I think as Christians, we get that there’s a problem with our culture, but we can’t pinpoint the spot where it truly breaks down, and we feel powerless to change it. That’s where we become reactionary. This can range from relatively innocent Christianized lyrics for music hits (here you’ll find another lively comment section) to hostile anti-war protests. It can be equally damaging, however, to just do nothing. When we feel powerless to change our world, we retreat and blend in.

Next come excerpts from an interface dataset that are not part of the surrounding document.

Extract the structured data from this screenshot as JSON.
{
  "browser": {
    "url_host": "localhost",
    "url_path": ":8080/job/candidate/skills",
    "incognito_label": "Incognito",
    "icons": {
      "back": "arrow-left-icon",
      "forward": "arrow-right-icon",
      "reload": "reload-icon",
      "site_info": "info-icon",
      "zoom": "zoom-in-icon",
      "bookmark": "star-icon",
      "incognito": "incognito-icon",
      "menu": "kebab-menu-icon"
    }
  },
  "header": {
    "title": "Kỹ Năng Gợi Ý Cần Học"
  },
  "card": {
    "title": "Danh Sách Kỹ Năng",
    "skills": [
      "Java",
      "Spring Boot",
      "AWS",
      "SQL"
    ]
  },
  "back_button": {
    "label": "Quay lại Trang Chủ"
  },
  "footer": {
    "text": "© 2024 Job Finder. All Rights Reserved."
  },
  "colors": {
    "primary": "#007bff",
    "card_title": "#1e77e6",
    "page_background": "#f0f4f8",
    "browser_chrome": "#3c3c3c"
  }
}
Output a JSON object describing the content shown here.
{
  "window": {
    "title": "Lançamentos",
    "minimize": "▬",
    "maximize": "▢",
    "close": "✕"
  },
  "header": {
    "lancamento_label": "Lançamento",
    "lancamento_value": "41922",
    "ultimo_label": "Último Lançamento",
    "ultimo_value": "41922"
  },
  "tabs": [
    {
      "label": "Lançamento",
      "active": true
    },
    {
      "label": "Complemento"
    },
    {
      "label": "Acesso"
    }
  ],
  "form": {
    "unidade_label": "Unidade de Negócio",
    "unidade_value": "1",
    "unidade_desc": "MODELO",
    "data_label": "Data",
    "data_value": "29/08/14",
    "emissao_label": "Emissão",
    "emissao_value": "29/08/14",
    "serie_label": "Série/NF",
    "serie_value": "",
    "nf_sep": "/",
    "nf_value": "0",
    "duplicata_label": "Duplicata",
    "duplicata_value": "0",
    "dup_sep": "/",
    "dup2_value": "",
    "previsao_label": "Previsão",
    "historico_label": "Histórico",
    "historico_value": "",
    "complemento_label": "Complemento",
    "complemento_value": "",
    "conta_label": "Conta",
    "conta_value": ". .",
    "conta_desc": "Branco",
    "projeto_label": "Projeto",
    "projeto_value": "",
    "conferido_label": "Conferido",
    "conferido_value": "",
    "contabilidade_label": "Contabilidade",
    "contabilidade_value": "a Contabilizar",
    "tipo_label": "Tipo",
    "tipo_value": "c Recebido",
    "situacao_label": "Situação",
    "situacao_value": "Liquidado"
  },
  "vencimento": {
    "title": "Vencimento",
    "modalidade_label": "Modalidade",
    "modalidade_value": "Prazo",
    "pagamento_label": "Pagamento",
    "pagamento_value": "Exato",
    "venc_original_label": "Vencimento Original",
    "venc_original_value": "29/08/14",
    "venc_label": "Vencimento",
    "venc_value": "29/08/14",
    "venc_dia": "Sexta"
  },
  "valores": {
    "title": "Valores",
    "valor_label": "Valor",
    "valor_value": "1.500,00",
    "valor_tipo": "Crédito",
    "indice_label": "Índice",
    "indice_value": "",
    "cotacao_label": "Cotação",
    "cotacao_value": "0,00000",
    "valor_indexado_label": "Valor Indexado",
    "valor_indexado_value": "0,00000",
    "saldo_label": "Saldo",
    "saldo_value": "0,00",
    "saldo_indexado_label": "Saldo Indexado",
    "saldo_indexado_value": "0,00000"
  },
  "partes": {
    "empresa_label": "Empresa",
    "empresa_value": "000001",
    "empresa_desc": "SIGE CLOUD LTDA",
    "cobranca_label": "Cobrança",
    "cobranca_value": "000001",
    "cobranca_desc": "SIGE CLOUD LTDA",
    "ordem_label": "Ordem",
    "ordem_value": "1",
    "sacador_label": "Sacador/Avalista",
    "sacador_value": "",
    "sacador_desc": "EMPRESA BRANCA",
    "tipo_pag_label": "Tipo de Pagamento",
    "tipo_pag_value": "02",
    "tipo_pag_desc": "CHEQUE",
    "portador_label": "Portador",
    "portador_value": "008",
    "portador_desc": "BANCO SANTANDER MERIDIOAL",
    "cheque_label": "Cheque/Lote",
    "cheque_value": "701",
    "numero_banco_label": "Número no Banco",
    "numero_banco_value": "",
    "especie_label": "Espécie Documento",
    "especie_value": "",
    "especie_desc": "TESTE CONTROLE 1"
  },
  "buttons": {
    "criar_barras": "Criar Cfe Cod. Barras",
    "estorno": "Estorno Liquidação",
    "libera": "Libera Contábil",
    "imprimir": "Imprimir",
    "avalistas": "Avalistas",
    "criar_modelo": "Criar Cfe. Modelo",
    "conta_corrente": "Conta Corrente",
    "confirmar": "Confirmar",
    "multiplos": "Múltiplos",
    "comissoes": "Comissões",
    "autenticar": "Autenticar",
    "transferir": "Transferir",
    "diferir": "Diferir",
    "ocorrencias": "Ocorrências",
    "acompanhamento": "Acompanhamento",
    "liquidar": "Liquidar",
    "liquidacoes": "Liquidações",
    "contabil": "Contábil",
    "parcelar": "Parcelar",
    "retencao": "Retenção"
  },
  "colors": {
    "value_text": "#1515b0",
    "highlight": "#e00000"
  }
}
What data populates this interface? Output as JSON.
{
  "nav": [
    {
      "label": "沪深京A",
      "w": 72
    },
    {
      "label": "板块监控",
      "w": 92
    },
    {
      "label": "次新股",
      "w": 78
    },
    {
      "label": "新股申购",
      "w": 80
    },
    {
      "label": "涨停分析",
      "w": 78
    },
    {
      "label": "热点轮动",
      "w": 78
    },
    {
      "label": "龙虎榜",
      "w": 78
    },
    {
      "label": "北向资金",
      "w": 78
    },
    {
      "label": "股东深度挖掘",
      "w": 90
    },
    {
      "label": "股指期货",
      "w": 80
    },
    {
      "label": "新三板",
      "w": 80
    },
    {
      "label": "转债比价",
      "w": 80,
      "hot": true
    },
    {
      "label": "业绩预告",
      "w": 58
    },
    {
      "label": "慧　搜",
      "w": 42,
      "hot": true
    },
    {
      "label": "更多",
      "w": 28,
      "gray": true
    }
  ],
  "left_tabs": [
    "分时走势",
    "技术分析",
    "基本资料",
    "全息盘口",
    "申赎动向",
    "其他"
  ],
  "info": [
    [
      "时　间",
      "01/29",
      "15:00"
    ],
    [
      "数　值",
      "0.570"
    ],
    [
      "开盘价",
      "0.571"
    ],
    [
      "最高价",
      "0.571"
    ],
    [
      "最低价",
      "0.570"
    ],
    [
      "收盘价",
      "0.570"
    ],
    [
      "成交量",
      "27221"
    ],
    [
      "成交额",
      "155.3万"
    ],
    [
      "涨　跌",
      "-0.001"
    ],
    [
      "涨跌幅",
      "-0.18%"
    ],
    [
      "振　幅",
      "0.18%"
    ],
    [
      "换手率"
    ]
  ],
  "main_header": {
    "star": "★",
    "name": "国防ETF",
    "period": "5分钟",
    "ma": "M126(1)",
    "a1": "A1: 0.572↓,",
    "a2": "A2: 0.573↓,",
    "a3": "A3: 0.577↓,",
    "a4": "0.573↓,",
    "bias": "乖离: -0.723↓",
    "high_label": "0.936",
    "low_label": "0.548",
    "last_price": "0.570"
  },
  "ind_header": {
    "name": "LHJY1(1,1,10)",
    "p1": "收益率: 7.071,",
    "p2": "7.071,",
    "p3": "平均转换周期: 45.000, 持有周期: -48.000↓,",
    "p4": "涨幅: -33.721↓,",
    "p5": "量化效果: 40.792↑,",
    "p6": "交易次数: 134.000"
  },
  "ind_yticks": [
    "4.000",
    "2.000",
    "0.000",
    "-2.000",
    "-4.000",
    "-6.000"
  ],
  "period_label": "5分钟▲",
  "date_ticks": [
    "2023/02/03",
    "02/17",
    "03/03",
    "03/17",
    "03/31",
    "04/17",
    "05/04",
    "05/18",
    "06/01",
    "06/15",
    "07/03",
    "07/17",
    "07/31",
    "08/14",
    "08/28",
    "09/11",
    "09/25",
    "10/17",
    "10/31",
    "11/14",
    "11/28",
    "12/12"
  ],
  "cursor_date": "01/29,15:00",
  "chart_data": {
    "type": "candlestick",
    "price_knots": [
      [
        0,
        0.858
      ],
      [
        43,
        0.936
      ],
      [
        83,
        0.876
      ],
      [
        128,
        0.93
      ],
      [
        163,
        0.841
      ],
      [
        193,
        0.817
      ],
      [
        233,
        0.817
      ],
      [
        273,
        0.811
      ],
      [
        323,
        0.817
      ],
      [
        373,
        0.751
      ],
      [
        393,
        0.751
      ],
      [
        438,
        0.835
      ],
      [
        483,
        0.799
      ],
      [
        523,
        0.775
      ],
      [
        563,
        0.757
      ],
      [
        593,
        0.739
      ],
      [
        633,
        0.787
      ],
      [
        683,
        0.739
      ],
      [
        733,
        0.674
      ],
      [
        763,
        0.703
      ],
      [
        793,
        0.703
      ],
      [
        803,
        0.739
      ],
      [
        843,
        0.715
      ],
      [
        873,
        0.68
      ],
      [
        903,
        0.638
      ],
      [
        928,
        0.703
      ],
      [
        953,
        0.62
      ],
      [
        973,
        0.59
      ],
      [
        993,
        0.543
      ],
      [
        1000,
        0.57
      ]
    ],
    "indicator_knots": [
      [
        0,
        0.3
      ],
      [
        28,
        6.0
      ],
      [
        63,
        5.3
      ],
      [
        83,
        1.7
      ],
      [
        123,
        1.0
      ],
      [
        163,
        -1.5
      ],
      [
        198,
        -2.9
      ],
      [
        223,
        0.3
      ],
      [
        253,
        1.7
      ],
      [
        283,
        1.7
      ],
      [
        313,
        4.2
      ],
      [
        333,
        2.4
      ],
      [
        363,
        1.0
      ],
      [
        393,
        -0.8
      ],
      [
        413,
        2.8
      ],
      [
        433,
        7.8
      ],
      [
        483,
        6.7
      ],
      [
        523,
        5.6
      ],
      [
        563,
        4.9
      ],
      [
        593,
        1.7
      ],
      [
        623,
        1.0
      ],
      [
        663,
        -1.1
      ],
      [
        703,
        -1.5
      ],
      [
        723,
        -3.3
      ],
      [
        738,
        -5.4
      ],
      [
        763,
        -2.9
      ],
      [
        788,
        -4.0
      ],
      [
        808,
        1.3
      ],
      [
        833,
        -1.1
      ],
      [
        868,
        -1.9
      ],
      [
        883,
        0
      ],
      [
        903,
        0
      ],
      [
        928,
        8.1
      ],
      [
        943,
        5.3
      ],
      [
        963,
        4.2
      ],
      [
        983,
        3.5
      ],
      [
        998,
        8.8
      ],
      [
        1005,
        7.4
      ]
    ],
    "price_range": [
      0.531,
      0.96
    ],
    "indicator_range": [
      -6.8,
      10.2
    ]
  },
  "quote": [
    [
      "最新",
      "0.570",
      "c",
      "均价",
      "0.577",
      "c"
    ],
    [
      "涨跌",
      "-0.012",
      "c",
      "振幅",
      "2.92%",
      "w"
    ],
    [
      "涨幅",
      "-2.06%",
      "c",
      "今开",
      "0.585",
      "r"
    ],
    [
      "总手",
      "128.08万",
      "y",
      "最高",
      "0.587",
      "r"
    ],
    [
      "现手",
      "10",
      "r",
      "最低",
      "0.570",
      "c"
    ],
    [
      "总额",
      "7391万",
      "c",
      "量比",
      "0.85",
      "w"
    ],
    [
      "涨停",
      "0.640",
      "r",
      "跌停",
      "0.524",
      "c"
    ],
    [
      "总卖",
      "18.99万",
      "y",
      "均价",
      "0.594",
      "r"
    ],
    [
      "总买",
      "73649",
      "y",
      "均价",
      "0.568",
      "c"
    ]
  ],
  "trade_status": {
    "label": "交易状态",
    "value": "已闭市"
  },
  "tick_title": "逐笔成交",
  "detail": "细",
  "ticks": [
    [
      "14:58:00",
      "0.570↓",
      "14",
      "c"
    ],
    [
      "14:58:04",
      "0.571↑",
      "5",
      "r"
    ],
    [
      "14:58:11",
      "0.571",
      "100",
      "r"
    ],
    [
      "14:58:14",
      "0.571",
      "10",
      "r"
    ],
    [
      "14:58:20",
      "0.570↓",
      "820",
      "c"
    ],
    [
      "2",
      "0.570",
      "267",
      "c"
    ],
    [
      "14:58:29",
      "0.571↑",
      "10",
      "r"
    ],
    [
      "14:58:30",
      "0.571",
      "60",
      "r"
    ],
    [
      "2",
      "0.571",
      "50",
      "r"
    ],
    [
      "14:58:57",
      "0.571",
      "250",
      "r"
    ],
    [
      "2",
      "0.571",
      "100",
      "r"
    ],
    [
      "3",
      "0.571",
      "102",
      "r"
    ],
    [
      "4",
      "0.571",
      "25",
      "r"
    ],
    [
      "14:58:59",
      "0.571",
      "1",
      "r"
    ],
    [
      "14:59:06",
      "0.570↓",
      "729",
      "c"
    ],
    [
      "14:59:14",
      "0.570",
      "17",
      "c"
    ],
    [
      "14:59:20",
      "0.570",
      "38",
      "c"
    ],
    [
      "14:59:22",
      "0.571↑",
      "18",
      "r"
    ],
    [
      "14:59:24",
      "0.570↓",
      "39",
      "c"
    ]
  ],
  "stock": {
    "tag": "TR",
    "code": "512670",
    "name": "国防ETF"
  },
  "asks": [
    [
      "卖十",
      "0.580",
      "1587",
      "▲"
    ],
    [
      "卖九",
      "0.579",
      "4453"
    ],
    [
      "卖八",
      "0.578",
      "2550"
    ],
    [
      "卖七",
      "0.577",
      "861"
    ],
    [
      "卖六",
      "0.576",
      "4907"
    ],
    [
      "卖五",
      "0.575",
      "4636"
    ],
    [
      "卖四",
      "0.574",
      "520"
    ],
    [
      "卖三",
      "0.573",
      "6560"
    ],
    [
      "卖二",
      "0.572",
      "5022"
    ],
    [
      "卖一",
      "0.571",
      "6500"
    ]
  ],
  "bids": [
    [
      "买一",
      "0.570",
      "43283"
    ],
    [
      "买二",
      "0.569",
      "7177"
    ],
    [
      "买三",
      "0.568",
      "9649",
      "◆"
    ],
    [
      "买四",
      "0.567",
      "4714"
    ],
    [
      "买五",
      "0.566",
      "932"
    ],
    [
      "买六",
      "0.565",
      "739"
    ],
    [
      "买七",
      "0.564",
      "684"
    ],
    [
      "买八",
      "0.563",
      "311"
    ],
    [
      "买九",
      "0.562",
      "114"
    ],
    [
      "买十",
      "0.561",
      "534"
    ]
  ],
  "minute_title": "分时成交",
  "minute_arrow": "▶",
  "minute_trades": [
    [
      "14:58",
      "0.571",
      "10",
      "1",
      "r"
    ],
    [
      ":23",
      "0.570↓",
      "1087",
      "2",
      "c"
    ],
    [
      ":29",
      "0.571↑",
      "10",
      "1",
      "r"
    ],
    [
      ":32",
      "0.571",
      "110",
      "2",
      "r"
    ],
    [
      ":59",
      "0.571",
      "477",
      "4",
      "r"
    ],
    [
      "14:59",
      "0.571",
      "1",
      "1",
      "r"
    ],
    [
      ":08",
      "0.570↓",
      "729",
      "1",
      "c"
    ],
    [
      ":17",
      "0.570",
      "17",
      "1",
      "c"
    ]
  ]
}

I have a friend who is looking into shifting from pastoring a church to becoming a chaplain for sports clubs. He was telling me about a meeting he had planned with the former chaplain for an NBA team, and I jokingly quipped, “You’ll have to freshen up on your basketball knowledge.” He replied, “You know what? I think they’d probably prefer I knew nothing about basketball.” He went on to say that he thought that people in the spotlight might want to just be heard and treated like a normal people. Their value as basketball pros is expendable – they can be traded, praised, or berated from one day to the next. But their value as human people, made in the image of God, is unshakably founded in His love and grace. That’s a place where Christians believe everyone desires to be.
I think we should try to stop treating real people like fictional characters. We should mourn the deaths of the Houstons and Winehouses of our time not because of their accomplishments, but because of their humanity and their share in bearing the image of God. The jokes that become taboo only once a person is dead (and often not even then) signify, I think, how little we think of the way a kind of mob-mentality of fanscontributes to the downfall of broken celebrities.
There’s another possibility, and it’s made clear in one of my favourite videos from this past year. It’s a recording of former Hollywood hotshot, party animal, and addict Robert-Downey Jr., advocating for his mentor from that dark time, Mel Gibson, at an awards show. Gibson, who brought us The Passion of The Christ, has battled with public scandal and his own fight with alcoholism since mentoring Downey Jr. back into health and success. As you watch this, don’t think of it as another big, showy Hollywood story in progress, but as a friendship between two mere men.
Downey Jr. is advocating for the renewed favour of industry executives for Gibson, but he might as well be speaking to his deserting fans, too. Grace isn’t something that we have to plead for, the way Downey Jr. does — it’s freely given to us. So let’s freely pass it on in the way we speak, and make jokes, about undeserving strangers, even celebrities.
The mission of Intersection is to help our readers to see how the gospel of Jesus intersects & transforms all of life in a very real way. Our goal is to destroy the false & harmful dichotomy between 'the sacred' & 'the secular' by presenting a wide range of perspectives that focus on different aspects of life in the city. These stories, reflections, observations, & opinions all have one thing in common—the shared conviction that every arena of life can be holy & beautiful when it is lived out in full awareness of the gospel & in full submission to the leadership of Jesus. Although the Intersection team loves, values, & supports all of its contributors, the views expressed in their posts are ultimately their own & may not necessarily reflect the beliefs & values of New City Church.